- [Exercise requirements] Without reproducing any picture, copy the records word for word.

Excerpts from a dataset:
-.-.-

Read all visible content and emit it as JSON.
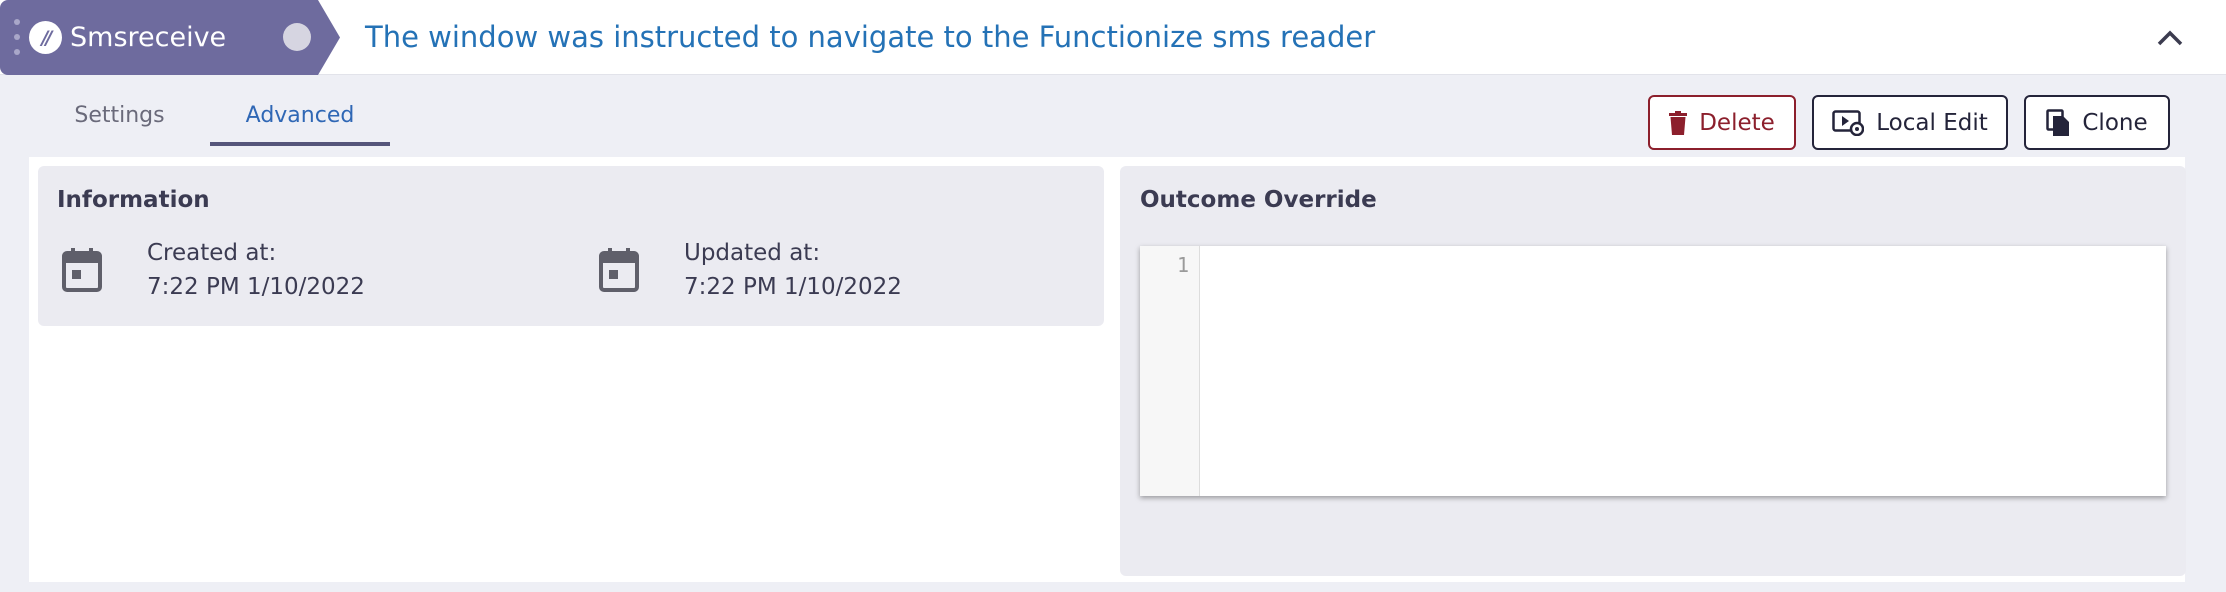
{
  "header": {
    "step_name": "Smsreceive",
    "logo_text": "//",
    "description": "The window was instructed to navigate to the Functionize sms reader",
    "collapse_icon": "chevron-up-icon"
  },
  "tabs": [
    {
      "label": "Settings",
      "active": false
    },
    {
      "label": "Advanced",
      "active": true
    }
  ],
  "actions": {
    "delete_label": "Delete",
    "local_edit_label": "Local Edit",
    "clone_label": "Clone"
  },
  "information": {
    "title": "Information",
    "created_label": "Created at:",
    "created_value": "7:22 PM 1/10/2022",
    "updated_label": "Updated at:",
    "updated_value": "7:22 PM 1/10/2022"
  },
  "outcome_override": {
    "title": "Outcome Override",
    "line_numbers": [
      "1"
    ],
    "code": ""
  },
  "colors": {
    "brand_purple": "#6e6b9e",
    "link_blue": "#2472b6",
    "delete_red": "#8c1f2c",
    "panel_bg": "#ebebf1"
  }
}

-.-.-

- [Response to this exercise]
Read all visible content and emit it as JSON.
{
  "header": {
    "step_name": "Smsreceive",
    "logo_text": "//",
    "description": "The window was instructed to navigate to the Functionize sms reader",
    "collapse_icon": "chevron-up-icon"
  },
  "tabs": [
    {
      "label": "Settings",
      "active": false
    },
    {
      "label": "Advanced",
      "active": true
    }
  ],
  "actions": {
    "delete_label": "Delete",
    "local_edit_label": "Local Edit",
    "clone_label": "Clone"
  },
  "information": {
    "title": "Information",
    "created_label": "Created at:",
    "created_value": "7:22 PM 1/10/2022",
    "updated_label": "Updated at:",
    "updated_value": "7:22 PM 1/10/2022"
  },
  "outcome_override": {
    "title": "Outcome Override",
    "line_numbers": [
      "1"
    ],
    "code": ""
  },
  "colors": {
    "brand_purple": "#6e6b9e",
    "link_blue": "#2472b6",
    "delete_red": "#8c1f2c",
    "panel_bg": "#ebebf1"
  }
}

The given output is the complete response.